  1. Acoustic Instruments:

It’s worth noting that most traditional acoustic instruments prioritize musicality and controllability over experimentation. For example, Western orchestral instruments were developed and refined during the Renaissance and Baroque periods when tonality and harmony were the dominant musical language. It wasn’t until the late 19th and early 20th centuries, with the rise of the modernist movement, that atonal intervals and complex chords became more widely accepted as valid musical expressions.

  1. Serge Modular

Another example is the Serge modular. Their modules offer the “patch-programming” functionality, which means the function of a module can be changed by user patching. A perfect example would be the Dual Universal Slope Generator (DUSG), which can be patched to perform nine different functions, as shown in its manual below. While this flexibility allows for a great deal of creative exploration, it can also make it difficult to tune the module to a specific note and maintain that pitch over a session’s duration. So it can be seen as a good example of musical instrument design that’s prioritizing musicality and experimentation over controllability.

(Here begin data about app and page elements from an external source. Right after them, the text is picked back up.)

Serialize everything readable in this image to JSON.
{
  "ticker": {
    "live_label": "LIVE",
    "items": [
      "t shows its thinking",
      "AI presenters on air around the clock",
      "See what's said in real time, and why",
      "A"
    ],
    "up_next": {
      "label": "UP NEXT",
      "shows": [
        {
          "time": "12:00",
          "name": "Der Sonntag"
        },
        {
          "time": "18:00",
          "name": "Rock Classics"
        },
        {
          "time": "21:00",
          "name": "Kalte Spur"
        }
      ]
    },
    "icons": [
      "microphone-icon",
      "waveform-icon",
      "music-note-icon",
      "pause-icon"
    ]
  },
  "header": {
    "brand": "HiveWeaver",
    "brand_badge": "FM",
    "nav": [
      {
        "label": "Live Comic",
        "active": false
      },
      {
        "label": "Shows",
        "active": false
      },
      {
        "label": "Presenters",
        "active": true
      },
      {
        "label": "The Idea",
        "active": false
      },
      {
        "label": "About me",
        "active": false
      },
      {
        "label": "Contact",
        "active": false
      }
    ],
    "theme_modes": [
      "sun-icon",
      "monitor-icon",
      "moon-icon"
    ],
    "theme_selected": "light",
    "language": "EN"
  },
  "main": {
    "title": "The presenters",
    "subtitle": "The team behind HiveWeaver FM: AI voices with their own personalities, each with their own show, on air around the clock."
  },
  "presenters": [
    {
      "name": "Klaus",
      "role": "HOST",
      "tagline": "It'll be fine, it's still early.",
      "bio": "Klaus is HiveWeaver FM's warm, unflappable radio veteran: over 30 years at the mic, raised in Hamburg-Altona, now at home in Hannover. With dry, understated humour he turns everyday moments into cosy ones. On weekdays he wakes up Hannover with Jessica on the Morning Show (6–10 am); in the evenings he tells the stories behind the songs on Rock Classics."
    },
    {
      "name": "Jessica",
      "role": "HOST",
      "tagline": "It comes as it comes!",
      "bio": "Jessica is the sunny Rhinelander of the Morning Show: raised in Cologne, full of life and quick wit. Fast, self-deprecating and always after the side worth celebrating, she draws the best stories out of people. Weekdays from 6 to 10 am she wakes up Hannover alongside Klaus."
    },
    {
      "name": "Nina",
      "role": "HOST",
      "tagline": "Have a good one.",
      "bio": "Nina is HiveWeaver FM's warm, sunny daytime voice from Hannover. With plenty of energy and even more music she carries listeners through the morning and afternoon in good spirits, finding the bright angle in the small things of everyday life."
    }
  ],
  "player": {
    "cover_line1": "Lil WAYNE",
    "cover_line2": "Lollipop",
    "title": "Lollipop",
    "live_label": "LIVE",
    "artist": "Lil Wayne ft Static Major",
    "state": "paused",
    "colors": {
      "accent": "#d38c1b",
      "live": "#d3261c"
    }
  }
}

Overall, the balance between them is a dynamic and ongoing conversation in the world of music technology. See what we’ll come up with. :wink:

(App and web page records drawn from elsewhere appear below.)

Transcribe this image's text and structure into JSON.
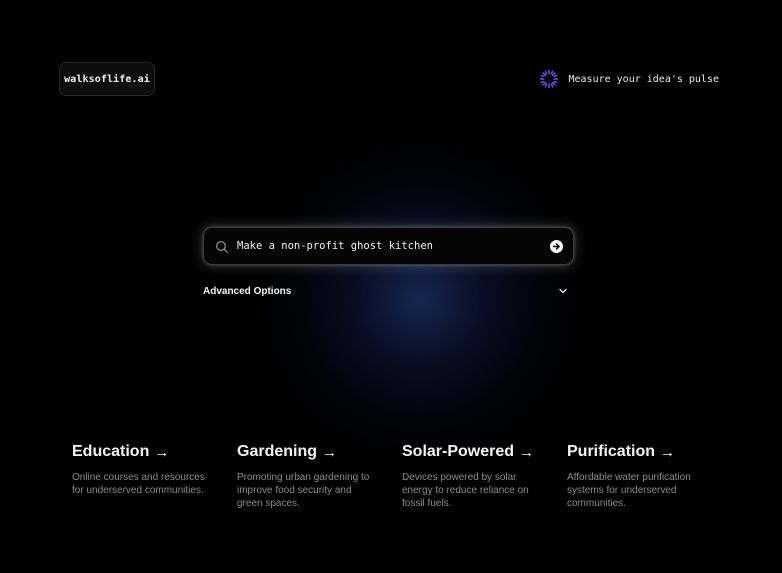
{
  "header": {
    "logo_text": "walksoflife.ai",
    "pulse_label": "Measure your idea's pulse"
  },
  "search": {
    "value": "Make a non-profit ghost kitchen",
    "submit_icon": "arrow-right-circle-icon"
  },
  "advanced": {
    "label": "Advanced Options"
  },
  "categories": [
    {
      "title": "Education",
      "arrow": "→",
      "description": "Online courses and resources for underserved communities."
    },
    {
      "title": "Gardening",
      "arrow": "→",
      "description": "Promoting urban gardening to improve food security and green spaces."
    },
    {
      "title": "Solar-Powered",
      "arrow": "→",
      "description": "Devices powered by solar energy to reduce reliance on fossil fuels."
    },
    {
      "title": "Purification",
      "arrow": "→",
      "description": "Affordable water purification systems for underserved communities."
    }
  ],
  "colors": {
    "background": "#000000",
    "accent_glow": "#284696",
    "pulse_icon": "#6b5cff"
  }
}
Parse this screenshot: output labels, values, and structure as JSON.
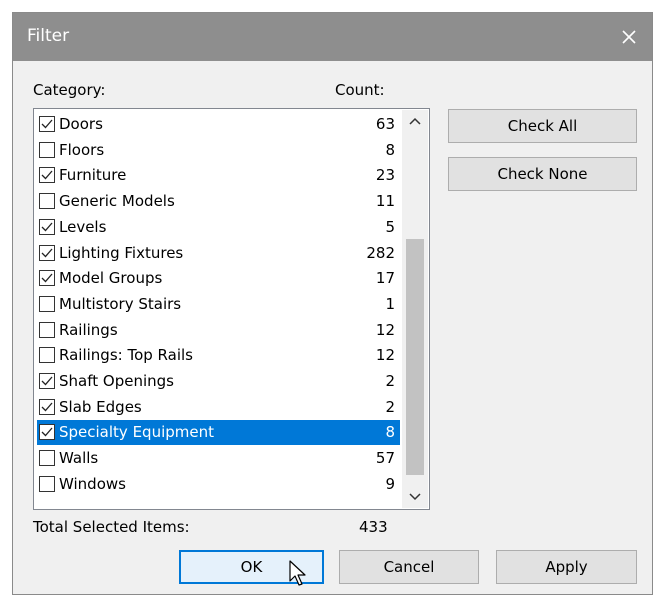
{
  "window": {
    "title": "Filter"
  },
  "headers": {
    "category": "Category:",
    "count": "Count:"
  },
  "items": [
    {
      "name": "Doors",
      "count": "63",
      "checked": true
    },
    {
      "name": "Floors",
      "count": "8",
      "checked": false
    },
    {
      "name": "Furniture",
      "count": "23",
      "checked": true
    },
    {
      "name": "Generic Models",
      "count": "11",
      "checked": false
    },
    {
      "name": "Levels",
      "count": "5",
      "checked": true
    },
    {
      "name": "Lighting Fixtures",
      "count": "282",
      "checked": true
    },
    {
      "name": "Model Groups",
      "count": "17",
      "checked": true
    },
    {
      "name": "Multistory Stairs",
      "count": "1",
      "checked": false
    },
    {
      "name": "Railings",
      "count": "12",
      "checked": false
    },
    {
      "name": "Railings: Top Rails",
      "count": "12",
      "checked": false
    },
    {
      "name": "Shaft Openings",
      "count": "2",
      "checked": true
    },
    {
      "name": "Slab Edges",
      "count": "2",
      "checked": true
    },
    {
      "name": "Specialty Equipment",
      "count": "8",
      "checked": true,
      "selected": true
    },
    {
      "name": "Walls",
      "count": "57",
      "checked": false
    },
    {
      "name": "Windows",
      "count": "9",
      "checked": false
    }
  ],
  "buttons": {
    "check_all": "Check All",
    "check_none": "Check None",
    "ok": "OK",
    "cancel": "Cancel",
    "apply": "Apply"
  },
  "total": {
    "label": "Total Selected Items:",
    "value": "433"
  },
  "colors": {
    "titlebar": "#8e8e8e",
    "selection": "#0078d7",
    "dialog_bg": "#f0f0f0"
  }
}
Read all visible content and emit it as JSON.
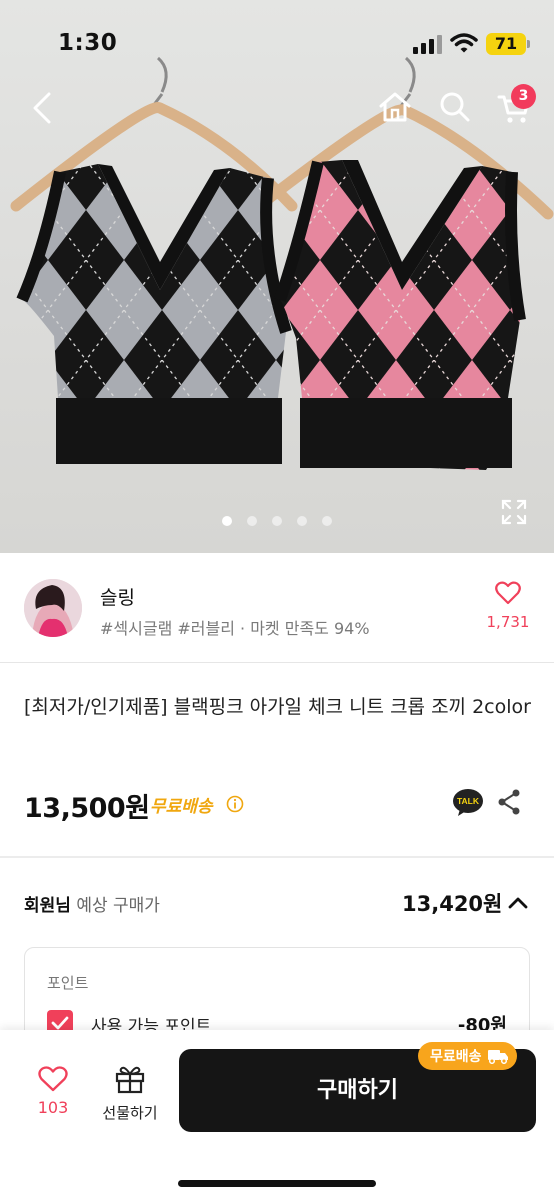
{
  "status_bar": {
    "time": "1:30",
    "battery": "71"
  },
  "top_nav": {
    "cart_count": "3"
  },
  "gallery": {
    "slide_count": 5,
    "active_index": 0
  },
  "seller": {
    "name": "슬링",
    "tags": "#섹시글램 #러블리 · 마켓 만족도 94%",
    "like_count": "1,731"
  },
  "product": {
    "title": "[최저가/인기제품] 블랙핑크 아가일 체크 니트 크롭 조끼 2color",
    "price": "13,500원",
    "shipping": "무료배송"
  },
  "share": {
    "talk_label": "TALK"
  },
  "member_price": {
    "label_bold": "회원님",
    "label_rest": " 예상 구매가",
    "value": "13,420원"
  },
  "points": {
    "title": "포인트",
    "option_label": "사용 가능 포인트",
    "value": "-80원"
  },
  "bottom_bar": {
    "like_count": "103",
    "gift_label": "선물하기",
    "buy_label": "구매하기",
    "shipping_badge": "무료배송"
  },
  "colors": {
    "accent": "#f0405a",
    "shipping": "#f0a70f",
    "buy_button": "#151515",
    "badge": "#f8a51c"
  }
}
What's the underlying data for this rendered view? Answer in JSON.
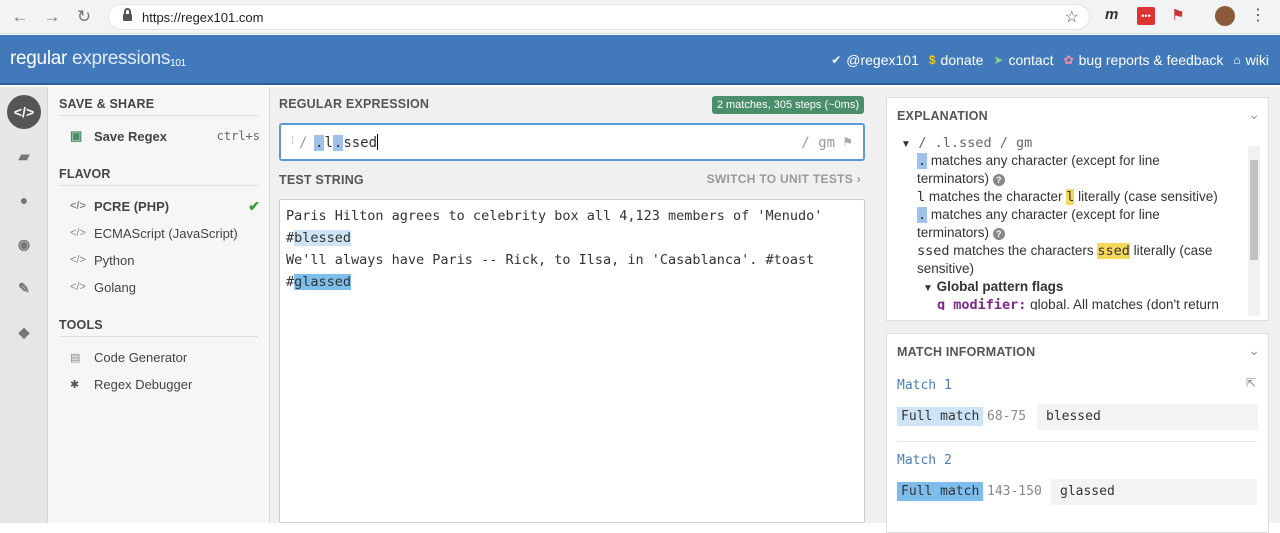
{
  "browser": {
    "url": "https://regex101.com"
  },
  "header": {
    "logo_main": "regular",
    "logo_light": "expressions",
    "logo_sup": "101",
    "links": [
      {
        "label": "@regex101",
        "icon": "twitter-icon"
      },
      {
        "label": "donate",
        "icon": "dollar-icon"
      },
      {
        "label": "contact",
        "icon": "send-icon"
      },
      {
        "label": "bug reports & feedback",
        "icon": "bug-icon"
      },
      {
        "label": "wiki",
        "icon": "library-icon"
      }
    ]
  },
  "side": {
    "save_share": "SAVE & SHARE",
    "save_regex": "Save Regex",
    "save_shortcut": "ctrl+s",
    "flavor_title": "FLAVOR",
    "flavors": [
      "PCRE (PHP)",
      "ECMAScript (JavaScript)",
      "Python",
      "Golang"
    ],
    "tools_title": "TOOLS",
    "tools": [
      "Code Generator",
      "Regex Debugger"
    ]
  },
  "regex": {
    "title": "REGULAR EXPRESSION",
    "badge": "2 matches, 305 steps (~0ms)",
    "open_slash": "/",
    "pattern_parts": [
      ".",
      "l",
      ".",
      "ssed"
    ],
    "flags": "/ gm"
  },
  "test": {
    "title": "TEST STRING",
    "unit_link": "SWITCH TO UNIT TESTS",
    "line1": "Paris Hilton agrees to celebrity box all 4,123 members of 'Menudo'",
    "line2_prefix": "#",
    "line2_match": "blessed",
    "line3": "We'll always have Paris -- Rick, to Ilsa, in 'Casablanca'. #toast",
    "line4_prefix": "#",
    "line4_match": "glassed"
  },
  "explanation": {
    "title": "EXPLANATION",
    "root": "/ .l.ssed / gm",
    "r1_token": ".",
    "r1_text": "matches any character (except for line",
    "r1b_text": "terminators)",
    "r2_token": "l",
    "r2_text": "matches the character",
    "r2_lit": "l",
    "r2_tail": "literally (case sensitive)",
    "r3_token": ".",
    "r3_text": "matches any character (except for line",
    "r3b_text": "terminators)",
    "r4_token": "ssed",
    "r4_text": "matches the characters",
    "r4_lit": "ssed",
    "r4_tail": "literally (case",
    "r4b_text": "sensitive)",
    "flags_title": "Global pattern flags",
    "g_mod": "g modifier:",
    "g_text": "global. All matches (don't return"
  },
  "match_info": {
    "title": "MATCH INFORMATION",
    "matches": [
      {
        "label": "Match 1",
        "kind": "Full match",
        "range": "68-75",
        "value": "blessed"
      },
      {
        "label": "Match 2",
        "kind": "Full match",
        "range": "143-150",
        "value": "glassed"
      }
    ]
  },
  "colors": {
    "header": "#4179bb",
    "match1": "#cde4f7",
    "match2": "#7cbdeb",
    "badge": "#4a8f6a",
    "check": "#3c9a3c"
  }
}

This is exciting and something I’ll follow with interest.

I do feel like there should be some push back against the below block quote. Broadly speaking that’s totally true but I do think there’s a lot of nuance lost looking back at the music of that time through 20th century Germanic ideas of musical progress. Harmony & tonality could be viewed as quite an emergent phenomena until the mid-19th century (and beyond) but it all depends on the context of your chosen musical entry point.


This is great. The first 5 or 6 years of my career almost all of my pieces featured frequencies that exploited critical bandwidths to create the illusion that sound were occurring ‘in the head’ (I did this alongside exploiting standing waves as well).

Great stuff!

Thank you for your thoughtful input. It is greatly appreciated. I fully acknowledge that my initial description of musical progress may have lacked nuance and depth.

However, my main point is that traditional Western orchestral instruments were often developed to produce a pleasing sound, which may have resulted from cultural and societal influences at the time. This contrasts with more experimental approaches in some modern musical instruments (including acoustic ones, such as Intonarumori or Daxophone).

Original sketch of one of the intonarumori (1914)

(images from Wikipedia)


I’m very excited for SuperBooth next week! Although I won’t be able to attend, I am hoping Meng Qi discusses more about this upcoming instrument - similar to his original interview that showed off the Wing Pinger.